_About this task_. Below are some records. Pull every line that contains the word "icon".

_Given records_.

::::

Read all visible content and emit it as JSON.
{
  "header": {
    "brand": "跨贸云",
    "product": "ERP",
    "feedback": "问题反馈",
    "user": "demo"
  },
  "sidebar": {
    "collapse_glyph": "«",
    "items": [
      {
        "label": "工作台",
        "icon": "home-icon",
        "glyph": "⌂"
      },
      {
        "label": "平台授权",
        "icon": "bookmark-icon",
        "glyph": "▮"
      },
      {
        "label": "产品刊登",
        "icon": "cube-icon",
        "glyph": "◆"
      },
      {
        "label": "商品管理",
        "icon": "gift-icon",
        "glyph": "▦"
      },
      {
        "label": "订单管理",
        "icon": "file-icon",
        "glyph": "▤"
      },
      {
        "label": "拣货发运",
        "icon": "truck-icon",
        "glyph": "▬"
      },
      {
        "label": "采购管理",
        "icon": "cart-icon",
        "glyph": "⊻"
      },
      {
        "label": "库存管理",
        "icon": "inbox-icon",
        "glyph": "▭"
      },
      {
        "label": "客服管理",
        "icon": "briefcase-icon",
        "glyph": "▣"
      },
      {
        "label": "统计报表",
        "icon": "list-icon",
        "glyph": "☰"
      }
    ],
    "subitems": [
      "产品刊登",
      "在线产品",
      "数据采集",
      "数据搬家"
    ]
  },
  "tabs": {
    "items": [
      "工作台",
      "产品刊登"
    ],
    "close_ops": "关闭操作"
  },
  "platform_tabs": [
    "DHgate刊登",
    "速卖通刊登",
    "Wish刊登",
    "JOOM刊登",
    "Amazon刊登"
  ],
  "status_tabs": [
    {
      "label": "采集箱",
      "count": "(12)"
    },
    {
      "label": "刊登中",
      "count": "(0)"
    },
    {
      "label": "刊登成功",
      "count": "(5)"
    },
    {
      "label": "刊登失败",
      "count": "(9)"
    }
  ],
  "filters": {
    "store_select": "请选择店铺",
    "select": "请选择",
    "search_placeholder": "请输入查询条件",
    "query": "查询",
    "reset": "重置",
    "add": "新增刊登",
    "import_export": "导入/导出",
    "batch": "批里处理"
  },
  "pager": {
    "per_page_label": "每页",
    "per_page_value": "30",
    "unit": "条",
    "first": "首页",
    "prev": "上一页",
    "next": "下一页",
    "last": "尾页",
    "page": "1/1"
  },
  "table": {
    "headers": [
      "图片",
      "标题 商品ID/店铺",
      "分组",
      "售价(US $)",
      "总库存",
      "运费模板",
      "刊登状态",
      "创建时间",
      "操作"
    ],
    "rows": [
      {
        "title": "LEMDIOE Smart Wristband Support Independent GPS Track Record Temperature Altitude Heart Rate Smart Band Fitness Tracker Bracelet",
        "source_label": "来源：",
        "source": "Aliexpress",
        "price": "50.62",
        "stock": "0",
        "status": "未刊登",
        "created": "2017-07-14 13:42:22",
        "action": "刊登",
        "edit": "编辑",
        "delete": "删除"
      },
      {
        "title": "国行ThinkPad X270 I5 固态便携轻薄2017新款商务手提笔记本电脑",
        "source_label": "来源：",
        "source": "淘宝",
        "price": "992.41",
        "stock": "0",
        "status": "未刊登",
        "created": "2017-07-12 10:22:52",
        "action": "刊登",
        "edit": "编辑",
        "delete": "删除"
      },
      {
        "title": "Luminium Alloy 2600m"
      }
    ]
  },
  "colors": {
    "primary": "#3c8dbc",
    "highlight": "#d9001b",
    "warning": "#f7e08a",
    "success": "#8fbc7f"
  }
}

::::

_Solution for this exercise_.
        "icon": "home-icon",
        "icon": "bookmark-icon",
        "icon": "cube-icon",
        "icon": "gift-icon",
        "icon": "file-icon",
        "icon": "truck-icon",
        "icon": "cart-icon",
        "icon": "inbox-icon",
        "icon": "briefcase-icon",
        "icon": "list-icon",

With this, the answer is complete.